Only the number is wanted: how many lines of these entries contain the word "values"?

**Records to process**.
....................
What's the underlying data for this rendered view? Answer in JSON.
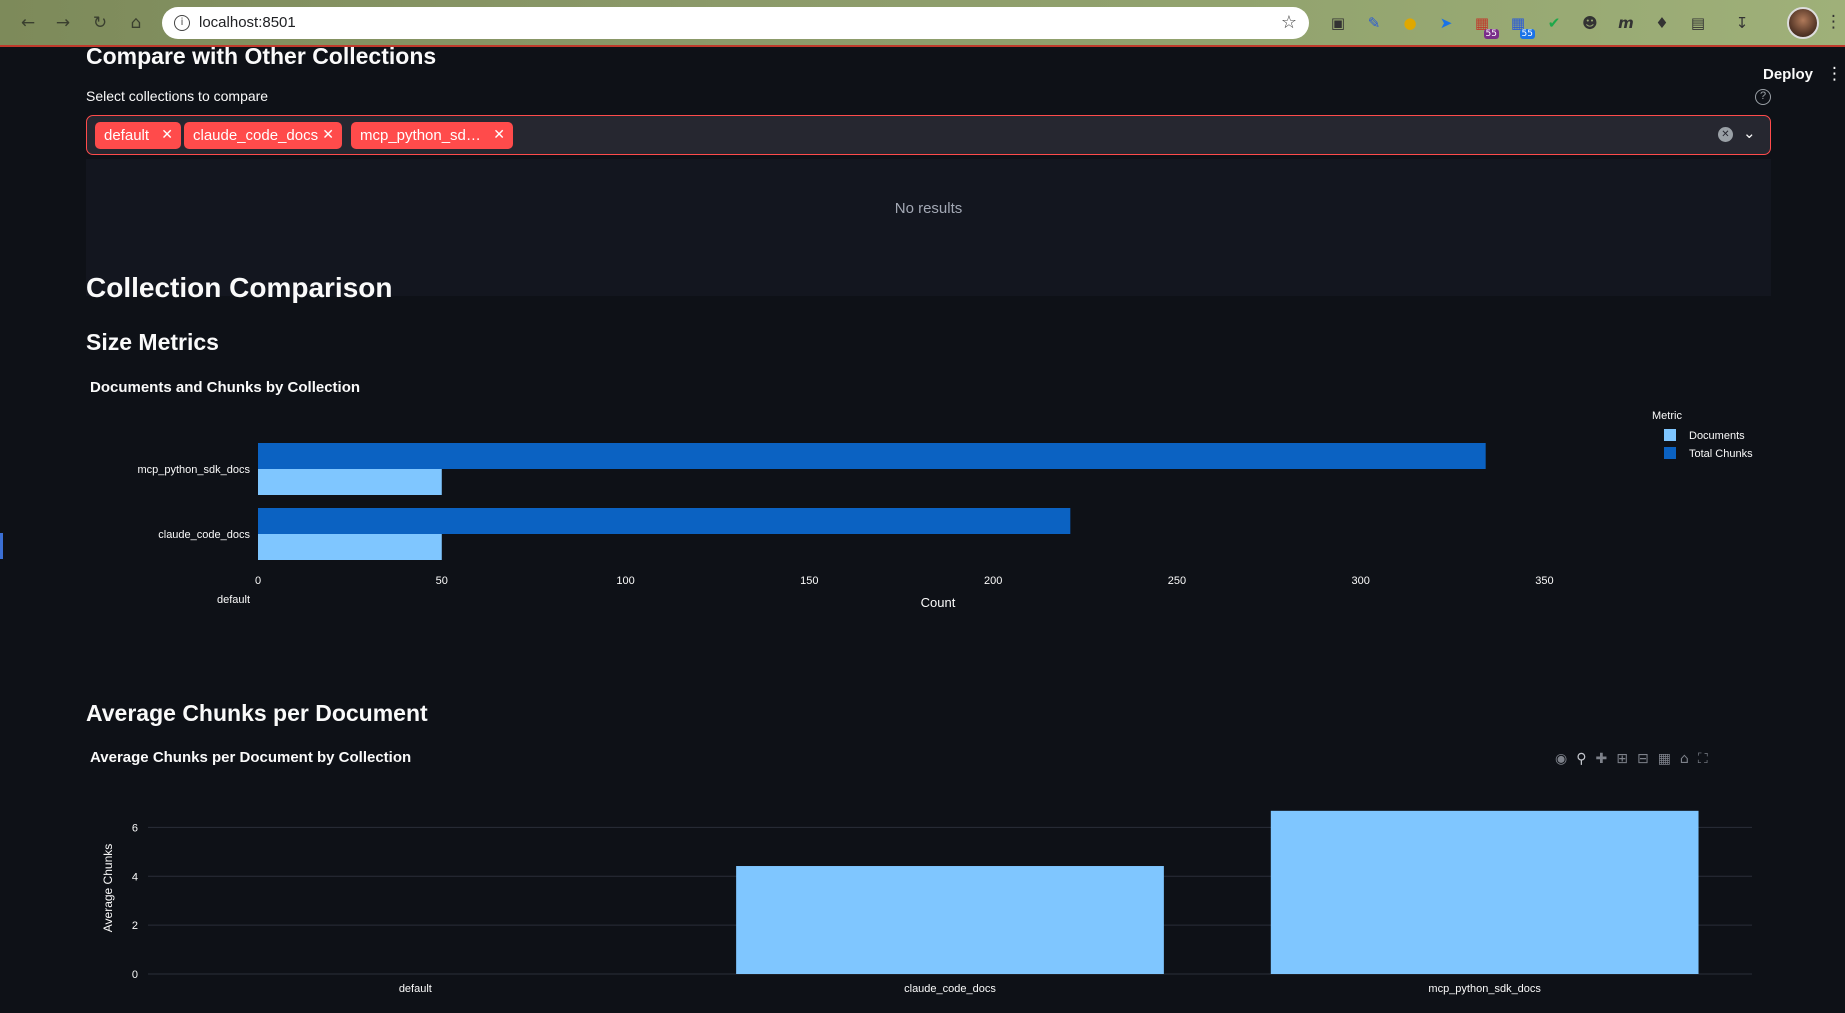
{
  "browser": {
    "url": "localhost:8501",
    "badge_1": "55",
    "badge_2": "55"
  },
  "header": {
    "deploy_label": "Deploy"
  },
  "compare": {
    "heading": "Compare with Other Collections",
    "select_label": "Select collections to compare",
    "chips": [
      "default",
      "claude_code_docs",
      "mcp_python_sd…"
    ],
    "no_results": "No results"
  },
  "comparison": {
    "heading": "Collection Comparison",
    "size_heading": "Size Metrics",
    "avg_heading": "Average Chunks per Document"
  },
  "colors": {
    "documents": "#7fc6ff",
    "total_chunks": "#0b62c2",
    "accent": "#ff4b4b"
  },
  "chart_data": [
    {
      "type": "bar",
      "orientation": "horizontal",
      "title": "Documents and Chunks by Collection",
      "categories": [
        "mcp_python_sdk_docs",
        "claude_code_docs",
        "default"
      ],
      "series": [
        {
          "name": "Documents",
          "values": [
            50,
            50,
            0
          ]
        },
        {
          "name": "Total Chunks",
          "values": [
            334,
            221,
            0
          ]
        }
      ],
      "xlabel": "Count",
      "xlim": [
        0,
        370
      ],
      "xticks": [
        "0",
        "50",
        "100",
        "150",
        "200",
        "250",
        "300",
        "350"
      ],
      "legend_title": "Metric",
      "legend_position": "top-right"
    },
    {
      "type": "bar",
      "title": "Average Chunks per Document by Collection",
      "categories": [
        "default",
        "claude_code_docs",
        "mcp_python_sdk_docs"
      ],
      "values": [
        0,
        4.42,
        6.68
      ],
      "ylabel": "Average Chunks",
      "ylim": [
        0,
        7
      ],
      "yticks": [
        "0",
        "2",
        "4",
        "6"
      ],
      "grid": true
    }
  ]
}
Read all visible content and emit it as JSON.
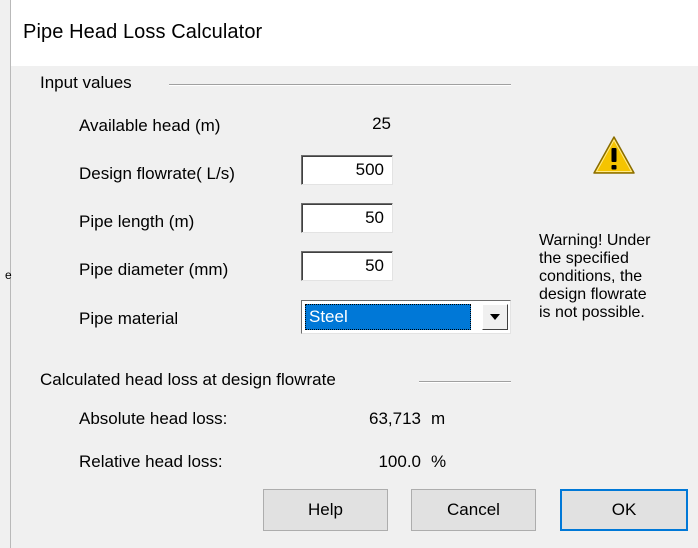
{
  "window": {
    "title": "Pipe Head Loss Calculator",
    "stray_mark": "e"
  },
  "input_group": {
    "label": "Input values",
    "available_head_label": "Available head (m)",
    "available_head_value": "25",
    "flowrate_label": "Design flowrate( L/s)",
    "flowrate_value": "500",
    "length_label": "Pipe length (m)",
    "length_value": "50",
    "diameter_label": "Pipe diameter (mm)",
    "diameter_value": "50",
    "material_label": "Pipe material",
    "material_value": "Steel"
  },
  "warning": {
    "icon": "warning-triangle-icon",
    "lines": [
      "Warning!  Under",
      "the specified",
      "conditions, the",
      "design flowrate",
      "is not possible."
    ]
  },
  "results_group": {
    "label": "Calculated head loss at design flowrate",
    "absolute_label": "Absolute head loss:",
    "absolute_value": "63,713",
    "absolute_unit": "m",
    "relative_label": "Relative head loss:",
    "relative_value": "100.0",
    "relative_unit": "%"
  },
  "buttons": {
    "help": "Help",
    "cancel": "Cancel",
    "ok": "OK"
  },
  "colors": {
    "selection": "#0078d7",
    "warning_yellow": "#f5c400"
  }
}
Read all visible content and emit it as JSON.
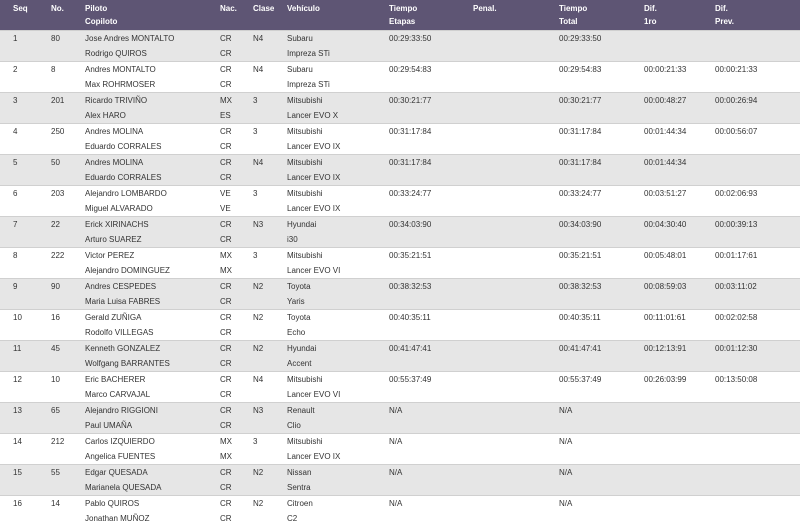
{
  "header": {
    "seq": "Seq",
    "no": "No.",
    "piloto": "Piloto",
    "copiloto": "Copiloto",
    "nac": "Nac.",
    "clase": "Clase",
    "vehiculo": "Vehículo",
    "tiempo_etapas_1": "Tiempo",
    "tiempo_etapas_2": "Etapas",
    "penal": "Penal.",
    "tiempo_total_1": "Tiempo",
    "tiempo_total_2": "Total",
    "dif1ro_1": "Dif.",
    "dif1ro_2": "1ro",
    "difprev_1": "Dif.",
    "difprev_2": "Prev."
  },
  "rows": [
    {
      "seq": "1",
      "no": "80",
      "piloto": "Jose Andres MONTALTO",
      "copiloto": "Rodrigo QUIROS",
      "nac1": "CR",
      "nac2": "CR",
      "clase": "N4",
      "marca": "Subaru",
      "modelo": "Impreza STi",
      "etapas": "00:29:33:50",
      "penal": "",
      "total": "00:29:33:50",
      "dif1": "",
      "difp": ""
    },
    {
      "seq": "2",
      "no": "8",
      "piloto": "Andres MONTALTO",
      "copiloto": "Max ROHRMOSER",
      "nac1": "CR",
      "nac2": "CR",
      "clase": "N4",
      "marca": "Subaru",
      "modelo": "Impreza STi",
      "etapas": "00:29:54:83",
      "penal": "",
      "total": "00:29:54:83",
      "dif1": "00:00:21:33",
      "difp": "00:00:21:33"
    },
    {
      "seq": "3",
      "no": "201",
      "piloto": "Ricardo TRIVIÑO",
      "copiloto": "Alex HARO",
      "nac1": "MX",
      "nac2": "ES",
      "clase": "3",
      "marca": "Mitsubishi",
      "modelo": "Lancer EVO X",
      "etapas": "00:30:21:77",
      "penal": "",
      "total": "00:30:21:77",
      "dif1": "00:00:48:27",
      "difp": "00:00:26:94"
    },
    {
      "seq": "4",
      "no": "250",
      "piloto": "Andres MOLINA",
      "copiloto": "Eduardo CORRALES",
      "nac1": "CR",
      "nac2": "CR",
      "clase": "3",
      "marca": "Mitsubishi",
      "modelo": "Lancer EVO IX",
      "etapas": "00:31:17:84",
      "penal": "",
      "total": "00:31:17:84",
      "dif1": "00:01:44:34",
      "difp": "00:00:56:07"
    },
    {
      "seq": "5",
      "no": "50",
      "piloto": "Andres MOLINA",
      "copiloto": "Eduardo CORRALES",
      "nac1": "CR",
      "nac2": "CR",
      "clase": "N4",
      "marca": "Mitsubishi",
      "modelo": "Lancer EVO IX",
      "etapas": "00:31:17:84",
      "penal": "",
      "total": "00:31:17:84",
      "dif1": "00:01:44:34",
      "difp": ""
    },
    {
      "seq": "6",
      "no": "203",
      "piloto": "Alejandro LOMBARDO",
      "copiloto": "Miguel ALVARADO",
      "nac1": "VE",
      "nac2": "VE",
      "clase": "3",
      "marca": "Mitsubishi",
      "modelo": "Lancer EVO IX",
      "etapas": "00:33:24:77",
      "penal": "",
      "total": "00:33:24:77",
      "dif1": "00:03:51:27",
      "difp": "00:02:06:93"
    },
    {
      "seq": "7",
      "no": "22",
      "piloto": "Erick XIRINACHS",
      "copiloto": "Arturo SUAREZ",
      "nac1": "CR",
      "nac2": "CR",
      "clase": "N3",
      "marca": "Hyundai",
      "modelo": "i30",
      "etapas": "00:34:03:90",
      "penal": "",
      "total": "00:34:03:90",
      "dif1": "00:04:30:40",
      "difp": "00:00:39:13"
    },
    {
      "seq": "8",
      "no": "222",
      "piloto": "Victor PEREZ",
      "copiloto": "Alejandro DOMINGUEZ",
      "nac1": "MX",
      "nac2": "MX",
      "clase": "3",
      "marca": "Mitsubishi",
      "modelo": "Lancer EVO VI",
      "etapas": "00:35:21:51",
      "penal": "",
      "total": "00:35:21:51",
      "dif1": "00:05:48:01",
      "difp": "00:01:17:61"
    },
    {
      "seq": "9",
      "no": "90",
      "piloto": "Andres CESPEDES",
      "copiloto": "Maria Luisa FABRES",
      "nac1": "CR",
      "nac2": "CR",
      "clase": "N2",
      "marca": "Toyota",
      "modelo": "Yaris",
      "etapas": "00:38:32:53",
      "penal": "",
      "total": "00:38:32:53",
      "dif1": "00:08:59:03",
      "difp": "00:03:11:02"
    },
    {
      "seq": "10",
      "no": "16",
      "piloto": "Gerald ZUÑIGA",
      "copiloto": "Rodolfo VILLEGAS",
      "nac1": "CR",
      "nac2": "CR",
      "clase": "N2",
      "marca": "Toyota",
      "modelo": "Echo",
      "etapas": "00:40:35:11",
      "penal": "",
      "total": "00:40:35:11",
      "dif1": "00:11:01:61",
      "difp": "00:02:02:58"
    },
    {
      "seq": "11",
      "no": "45",
      "piloto": "Kenneth GONZALEZ",
      "copiloto": "Wolfgang BARRANTES",
      "nac1": "CR",
      "nac2": "CR",
      "clase": "N2",
      "marca": "Hyundai",
      "modelo": "Accent",
      "etapas": "00:41:47:41",
      "penal": "",
      "total": "00:41:47:41",
      "dif1": "00:12:13:91",
      "difp": "00:01:12:30"
    },
    {
      "seq": "12",
      "no": "10",
      "piloto": "Eric BACHERER",
      "copiloto": "Marco CARVAJAL",
      "nac1": "CR",
      "nac2": "CR",
      "clase": "N4",
      "marca": "Mitsubishi",
      "modelo": "Lancer EVO VI",
      "etapas": "00:55:37:49",
      "penal": "",
      "total": "00:55:37:49",
      "dif1": "00:26:03:99",
      "difp": "00:13:50:08"
    },
    {
      "seq": "13",
      "no": "65",
      "piloto": "Alejandro RIGGIONI",
      "copiloto": "Paul UMAÑA",
      "nac1": "CR",
      "nac2": "CR",
      "clase": "N3",
      "marca": "Renault",
      "modelo": "Clio",
      "etapas": "N/A",
      "penal": "",
      "total": "N/A",
      "dif1": "",
      "difp": ""
    },
    {
      "seq": "14",
      "no": "212",
      "piloto": "Carlos IZQUIERDO",
      "copiloto": "Angelica FUENTES",
      "nac1": "MX",
      "nac2": "MX",
      "clase": "3",
      "marca": "Mitsubishi",
      "modelo": "Lancer EVO IX",
      "etapas": "N/A",
      "penal": "",
      "total": "N/A",
      "dif1": "",
      "difp": ""
    },
    {
      "seq": "15",
      "no": "55",
      "piloto": "Edgar QUESADA",
      "copiloto": "Marianela QUESADA",
      "nac1": "CR",
      "nac2": "CR",
      "clase": "N2",
      "marca": "Nissan",
      "modelo": "Sentra",
      "etapas": "N/A",
      "penal": "",
      "total": "N/A",
      "dif1": "",
      "difp": ""
    },
    {
      "seq": "16",
      "no": "14",
      "piloto": "Pablo QUIROS",
      "copiloto": "Jonathan MUÑOZ",
      "nac1": "CR",
      "nac2": "CR",
      "clase": "N2",
      "marca": "Citroen",
      "modelo": "C2",
      "etapas": "N/A",
      "penal": "",
      "total": "N/A",
      "dif1": "",
      "difp": ""
    }
  ]
}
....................
**Solution for this exercise**.
4